The new medical school will be able to draw on the richness of the Claremont schools. KGI contributes world-class science and technology, as well as a School of Pharmacy and Health Sciences, while Claremont Graduate University already brings economics, healthcare policy, public health and renowned business school. Finally, Harvey Mudd College is one of the finest engineering schools in the nation. Together, these resources bring to the table resources that few medical schools can match.

The KGI campus boasts new buildings and plenty of room for expansion.

But to justify a new medical school, we must do more than just contribute to the physician pipeline. With about 145 medical schools in the country, why not just ask each school to add an additional student? The answer is simple, we aim to do more.

With the publication of the Flexner Report in 1910, medical education underwent a profound change. Medical schools began to require a four-year college degree before admission, the curriculum was expanded to four years and a greater emphasis was placed on science and research. The Second World War saw the success of the Manhattan project and Washington policy makers saw what Americans could do when our country’s resources were marshalled behind projects in science and technology. Medical schools benefitted from the outpouring of government grants in the biomedical sciences. Today the United States spends more per person and more as a percentage of our economic output on healthcare than any other nation, and yet we are not getting the results that we want. Perhaps it is time to rethink how we educate physicians?

Medicine today is delivered by teams of healthcare professionals and physicians need to learn how to work in teams. Teamwork is something that KGI is already skilled at teaching. As medical knowledge grows at an astounding pace, physicians in the 21st century need the skills to evaluate and incorporate new knowledge and the ability to educate themselves throughout their lifetimes. At the same time, they must possess the humility to know their own limits and when to seek help from others. The old model of healthcare focused on disease. We now understand that social and cultural factors are just as important in establishing good health. Finally, along the way as we pursued science, the art of medicine has been left behind. Tomorrow’s physicians need to have empathy for their patients’ suffering and selfless concern for the well-being of others.
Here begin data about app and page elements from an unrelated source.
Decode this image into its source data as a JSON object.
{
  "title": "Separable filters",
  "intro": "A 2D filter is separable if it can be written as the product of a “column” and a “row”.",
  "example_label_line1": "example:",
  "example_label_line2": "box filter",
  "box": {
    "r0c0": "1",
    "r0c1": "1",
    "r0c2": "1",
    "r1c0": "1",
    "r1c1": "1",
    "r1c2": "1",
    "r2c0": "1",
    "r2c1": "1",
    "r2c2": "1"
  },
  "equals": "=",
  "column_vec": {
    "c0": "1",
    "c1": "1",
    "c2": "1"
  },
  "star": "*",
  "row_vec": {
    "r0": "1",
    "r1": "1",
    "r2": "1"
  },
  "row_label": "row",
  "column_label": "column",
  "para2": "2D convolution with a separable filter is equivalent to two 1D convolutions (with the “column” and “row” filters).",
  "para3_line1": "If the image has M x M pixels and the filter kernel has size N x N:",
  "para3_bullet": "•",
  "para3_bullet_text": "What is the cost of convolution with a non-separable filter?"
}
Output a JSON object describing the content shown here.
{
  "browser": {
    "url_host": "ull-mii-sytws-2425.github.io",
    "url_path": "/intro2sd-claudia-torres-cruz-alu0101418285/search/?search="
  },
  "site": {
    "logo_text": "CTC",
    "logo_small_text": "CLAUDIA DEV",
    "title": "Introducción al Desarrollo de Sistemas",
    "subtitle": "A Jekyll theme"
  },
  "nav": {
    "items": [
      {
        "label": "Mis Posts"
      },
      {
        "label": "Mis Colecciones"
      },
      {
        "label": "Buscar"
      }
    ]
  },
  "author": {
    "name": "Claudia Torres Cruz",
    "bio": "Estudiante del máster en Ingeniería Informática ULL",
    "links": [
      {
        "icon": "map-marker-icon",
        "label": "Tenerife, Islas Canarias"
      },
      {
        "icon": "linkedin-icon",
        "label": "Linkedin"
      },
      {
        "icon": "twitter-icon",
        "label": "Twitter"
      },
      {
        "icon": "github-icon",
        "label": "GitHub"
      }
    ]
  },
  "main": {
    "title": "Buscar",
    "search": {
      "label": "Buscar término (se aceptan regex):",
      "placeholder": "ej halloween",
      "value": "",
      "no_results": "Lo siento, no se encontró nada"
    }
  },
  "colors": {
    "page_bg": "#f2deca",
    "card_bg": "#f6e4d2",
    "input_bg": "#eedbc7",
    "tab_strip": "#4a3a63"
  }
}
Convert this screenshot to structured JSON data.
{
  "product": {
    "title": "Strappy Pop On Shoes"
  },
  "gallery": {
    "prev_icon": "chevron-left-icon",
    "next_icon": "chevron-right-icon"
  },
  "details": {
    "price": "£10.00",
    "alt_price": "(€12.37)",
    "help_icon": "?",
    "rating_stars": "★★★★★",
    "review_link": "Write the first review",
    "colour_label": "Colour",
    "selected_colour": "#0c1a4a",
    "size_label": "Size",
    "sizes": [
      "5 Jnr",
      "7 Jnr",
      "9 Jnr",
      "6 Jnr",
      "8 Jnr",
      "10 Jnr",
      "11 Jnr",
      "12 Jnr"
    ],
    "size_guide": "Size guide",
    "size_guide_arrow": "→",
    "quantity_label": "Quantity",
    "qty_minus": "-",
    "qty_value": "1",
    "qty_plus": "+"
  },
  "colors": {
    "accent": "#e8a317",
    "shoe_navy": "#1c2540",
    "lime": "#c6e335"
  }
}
The mission of the new medical school is to advance the knowledge of science and the health of our communities by preparing clinicians who will redefine quality and compassionate care. Our vision is to create a new standard for medical education in the 21st century.